┌─ Data provided

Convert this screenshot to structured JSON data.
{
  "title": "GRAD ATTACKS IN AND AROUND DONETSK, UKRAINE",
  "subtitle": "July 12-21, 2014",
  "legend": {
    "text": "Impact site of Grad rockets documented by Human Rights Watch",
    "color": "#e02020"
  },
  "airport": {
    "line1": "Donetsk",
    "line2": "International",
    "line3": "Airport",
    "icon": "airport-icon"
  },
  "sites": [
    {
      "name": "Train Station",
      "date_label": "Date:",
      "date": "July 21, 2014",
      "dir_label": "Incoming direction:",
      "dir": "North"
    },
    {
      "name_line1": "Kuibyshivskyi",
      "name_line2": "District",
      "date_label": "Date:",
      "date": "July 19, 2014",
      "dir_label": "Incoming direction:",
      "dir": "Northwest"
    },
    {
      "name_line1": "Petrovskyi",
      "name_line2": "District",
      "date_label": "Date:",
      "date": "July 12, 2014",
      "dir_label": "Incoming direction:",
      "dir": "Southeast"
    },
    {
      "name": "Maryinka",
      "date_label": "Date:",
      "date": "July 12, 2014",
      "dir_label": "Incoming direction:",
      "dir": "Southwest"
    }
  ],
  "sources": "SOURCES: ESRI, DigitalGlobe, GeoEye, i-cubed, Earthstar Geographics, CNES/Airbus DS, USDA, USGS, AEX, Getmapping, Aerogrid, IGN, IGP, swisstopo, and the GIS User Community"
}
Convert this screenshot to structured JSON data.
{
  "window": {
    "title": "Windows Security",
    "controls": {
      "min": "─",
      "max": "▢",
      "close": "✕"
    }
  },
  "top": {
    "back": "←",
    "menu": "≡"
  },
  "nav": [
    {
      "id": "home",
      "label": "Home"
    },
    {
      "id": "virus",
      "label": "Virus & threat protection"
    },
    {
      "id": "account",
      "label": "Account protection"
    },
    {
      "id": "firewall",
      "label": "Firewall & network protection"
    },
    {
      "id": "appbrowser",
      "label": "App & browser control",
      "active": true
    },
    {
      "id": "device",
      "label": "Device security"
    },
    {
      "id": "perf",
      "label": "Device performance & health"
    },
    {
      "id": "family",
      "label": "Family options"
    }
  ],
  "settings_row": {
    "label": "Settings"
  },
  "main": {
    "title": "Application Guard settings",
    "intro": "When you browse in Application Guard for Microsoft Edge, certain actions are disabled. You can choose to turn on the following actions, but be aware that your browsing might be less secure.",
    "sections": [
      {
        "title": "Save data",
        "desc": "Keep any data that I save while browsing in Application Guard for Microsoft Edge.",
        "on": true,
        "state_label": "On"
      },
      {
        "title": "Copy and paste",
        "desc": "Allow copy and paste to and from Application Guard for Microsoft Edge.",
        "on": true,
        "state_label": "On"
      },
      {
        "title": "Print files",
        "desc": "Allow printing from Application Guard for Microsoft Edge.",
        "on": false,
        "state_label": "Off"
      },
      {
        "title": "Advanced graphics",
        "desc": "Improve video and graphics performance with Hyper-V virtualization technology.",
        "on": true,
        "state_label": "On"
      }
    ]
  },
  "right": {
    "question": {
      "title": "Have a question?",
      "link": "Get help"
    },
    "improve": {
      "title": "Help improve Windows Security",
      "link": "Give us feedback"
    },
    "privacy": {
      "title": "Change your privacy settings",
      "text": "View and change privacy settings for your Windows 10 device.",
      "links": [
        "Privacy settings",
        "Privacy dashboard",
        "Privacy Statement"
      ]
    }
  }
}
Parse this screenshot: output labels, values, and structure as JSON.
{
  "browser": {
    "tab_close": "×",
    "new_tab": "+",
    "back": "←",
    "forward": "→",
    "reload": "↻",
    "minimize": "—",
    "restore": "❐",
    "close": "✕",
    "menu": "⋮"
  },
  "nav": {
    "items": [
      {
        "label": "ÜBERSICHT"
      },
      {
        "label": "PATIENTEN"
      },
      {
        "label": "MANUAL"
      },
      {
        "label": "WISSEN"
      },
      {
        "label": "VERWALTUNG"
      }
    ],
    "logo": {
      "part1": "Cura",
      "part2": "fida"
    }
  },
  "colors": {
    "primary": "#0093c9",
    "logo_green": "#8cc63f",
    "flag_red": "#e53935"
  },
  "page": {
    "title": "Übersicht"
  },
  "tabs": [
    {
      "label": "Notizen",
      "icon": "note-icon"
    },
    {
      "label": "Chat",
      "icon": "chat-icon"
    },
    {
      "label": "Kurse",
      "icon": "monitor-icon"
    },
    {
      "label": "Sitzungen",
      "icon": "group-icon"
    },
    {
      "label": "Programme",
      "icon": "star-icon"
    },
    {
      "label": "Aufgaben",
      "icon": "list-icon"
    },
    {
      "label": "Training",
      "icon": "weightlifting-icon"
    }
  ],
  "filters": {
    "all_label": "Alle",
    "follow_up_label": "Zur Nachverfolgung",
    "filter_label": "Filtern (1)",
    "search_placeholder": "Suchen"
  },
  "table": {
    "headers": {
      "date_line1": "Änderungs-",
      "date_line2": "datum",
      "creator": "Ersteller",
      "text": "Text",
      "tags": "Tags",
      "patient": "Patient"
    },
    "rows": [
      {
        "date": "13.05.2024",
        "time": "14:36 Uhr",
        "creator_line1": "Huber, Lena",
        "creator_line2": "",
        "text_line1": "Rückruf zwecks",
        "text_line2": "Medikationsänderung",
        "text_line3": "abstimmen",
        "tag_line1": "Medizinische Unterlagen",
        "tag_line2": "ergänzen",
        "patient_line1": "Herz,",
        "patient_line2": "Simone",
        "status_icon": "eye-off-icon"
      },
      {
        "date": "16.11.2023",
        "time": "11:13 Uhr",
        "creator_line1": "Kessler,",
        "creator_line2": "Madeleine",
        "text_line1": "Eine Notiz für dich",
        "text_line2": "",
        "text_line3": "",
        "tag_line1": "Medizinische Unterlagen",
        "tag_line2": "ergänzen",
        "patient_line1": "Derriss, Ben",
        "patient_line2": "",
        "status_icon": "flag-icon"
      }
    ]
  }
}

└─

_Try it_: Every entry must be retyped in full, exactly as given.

_The completed task_:
Convert this screenshot to structured JSON data.
{
  "title": "GRAD ATTACKS IN AND AROUND DONETSK, UKRAINE",
  "subtitle": "July 12-21, 2014",
  "legend": {
    "text": "Impact site of Grad rockets documented by Human Rights Watch",
    "color": "#e02020"
  },
  "airport": {
    "line1": "Donetsk",
    "line2": "International",
    "line3": "Airport",
    "icon": "airport-icon"
  },
  "sites": [
    {
      "name": "Train Station",
      "date_label": "Date:",
      "date": "July 21, 2014",
      "dir_label": "Incoming direction:",
      "dir": "North"
    },
    {
      "name_line1": "Kuibyshivskyi",
      "name_line2": "District",
      "date_label": "Date:",
      "date": "July 19, 2014",
      "dir_label": "Incoming direction:",
      "dir": "Northwest"
    },
    {
      "name_line1": "Petrovskyi",
      "name_line2": "District",
      "date_label": "Date:",
      "date": "July 12, 2014",
      "dir_label": "Incoming direction:",
      "dir": "Southeast"
    },
    {
      "name": "Maryinka",
      "date_label": "Date:",
      "date": "July 12, 2014",
      "dir_label": "Incoming direction:",
      "dir": "Southwest"
    }
  ],
  "sources": "SOURCES: ESRI, DigitalGlobe, GeoEye, i-cubed, Earthstar Geographics, CNES/Airbus DS, USDA, USGS, AEX, Getmapping, Aerogrid, IGN, IGP, swisstopo, and the GIS User Community"
}
Convert this screenshot to structured JSON data.
{
  "window": {
    "title": "Windows Security",
    "controls": {
      "min": "─",
      "max": "▢",
      "close": "✕"
    }
  },
  "top": {
    "back": "←",
    "menu": "≡"
  },
  "nav": [
    {
      "id": "home",
      "label": "Home"
    },
    {
      "id": "virus",
      "label": "Virus & threat protection"
    },
    {
      "id": "account",
      "label": "Account protection"
    },
    {
      "id": "firewall",
      "label": "Firewall & network protection"
    },
    {
      "id": "appbrowser",
      "label": "App & browser control",
      "active": true
    },
    {
      "id": "device",
      "label": "Device security"
    },
    {
      "id": "perf",
      "label": "Device performance & health"
    },
    {
      "id": "family",
      "label": "Family options"
    }
  ],
  "settings_row": {
    "label": "Settings"
  },
  "main": {
    "title": "Application Guard settings",
    "intro": "When you browse in Application Guard for Microsoft Edge, certain actions are disabled. You can choose to turn on the following actions, but be aware that your browsing might be less secure.",
    "sections": [
      {
        "title": "Save data",
        "desc": "Keep any data that I save while browsing in Application Guard for Microsoft Edge.",
        "on": true,
        "state_label": "On"
      },
      {
        "title": "Copy and paste",
        "desc": "Allow copy and paste to and from Application Guard for Microsoft Edge.",
        "on": true,
        "state_label": "On"
      },
      {
        "title": "Print files",
        "desc": "Allow printing from Application Guard for Microsoft Edge.",
        "on": false,
        "state_label": "Off"
      },
      {
        "title": "Advanced graphics",
        "desc": "Improve video and graphics performance with Hyper-V virtualization technology.",
        "on": true,
        "state_label": "On"
      }
    ]
  },
  "right": {
    "question": {
      "title": "Have a question?",
      "link": "Get help"
    },
    "improve": {
      "title": "Help improve Windows Security",
      "link": "Give us feedback"
    },
    "privacy": {
      "title": "Change your privacy settings",
      "text": "View and change privacy settings for your Windows 10 device.",
      "links": [
        "Privacy settings",
        "Privacy dashboard",
        "Privacy Statement"
      ]
    }
  }
}
Parse this screenshot: output labels, values, and structure as JSON.
{
  "browser": {
    "tab_close": "×",
    "new_tab": "+",
    "back": "←",
    "forward": "→",
    "reload": "↻",
    "minimize": "—",
    "restore": "❐",
    "close": "✕",
    "menu": "⋮"
  },
  "nav": {
    "items": [
      {
        "label": "ÜBERSICHT"
      },
      {
        "label": "PATIENTEN"
      },
      {
        "label": "MANUAL"
      },
      {
        "label": "WISSEN"
      },
      {
        "label": "VERWALTUNG"
      }
    ],
    "logo": {
      "part1": "Cura",
      "part2": "fida"
    }
  },
  "colors": {
    "primary": "#0093c9",
    "logo_green": "#8cc63f",
    "flag_red": "#e53935"
  },
  "page": {
    "title": "Übersicht"
  },
  "tabs": [
    {
      "label": "Notizen",
      "icon": "note-icon"
    },
    {
      "label": "Chat",
      "icon": "chat-icon"
    },
    {
      "label": "Kurse",
      "icon": "monitor-icon"
    },
    {
      "label": "Sitzungen",
      "icon": "group-icon"
    },
    {
      "label": "Programme",
      "icon": "star-icon"
    },
    {
      "label": "Aufgaben",
      "icon": "list-icon"
    },
    {
      "label": "Training",
      "icon": "weightlifting-icon"
    }
  ],
  "filters": {
    "all_label": "Alle",
    "follow_up_label": "Zur Nachverfolgung",
    "filter_label": "Filtern (1)",
    "search_placeholder": "Suchen"
  },
  "table": {
    "headers": {
      "date_line1": "Änderungs-",
      "date_line2": "datum",
      "creator": "Ersteller",
      "text": "Text",
      "tags": "Tags",
      "patient": "Patient"
    },
    "rows": [
      {
        "date": "13.05.2024",
        "time": "14:36 Uhr",
        "creator_line1": "Huber, Lena",
        "creator_line2": "",
        "text_line1": "Rückruf zwecks",
        "text_line2": "Medikationsänderung",
        "text_line3": "abstimmen",
        "tag_line1": "Medizinische Unterlagen",
        "tag_line2": "ergänzen",
        "patient_line1": "Herz,",
        "patient_line2": "Simone",
        "status_icon": "eye-off-icon"
      },
      {
        "date": "16.11.2023",
        "time": "11:13 Uhr",
        "creator_line1": "Kessler,",
        "creator_line2": "Madeleine",
        "text_line1": "Eine Notiz für dich",
        "text_line2": "",
        "text_line3": "",
        "tag_line1": "Medizinische Unterlagen",
        "tag_line2": "ergänzen",
        "patient_line1": "Derriss, Ben",
        "patient_line2": "",
        "status_icon": "flag-icon"
      }
    ]
  }
}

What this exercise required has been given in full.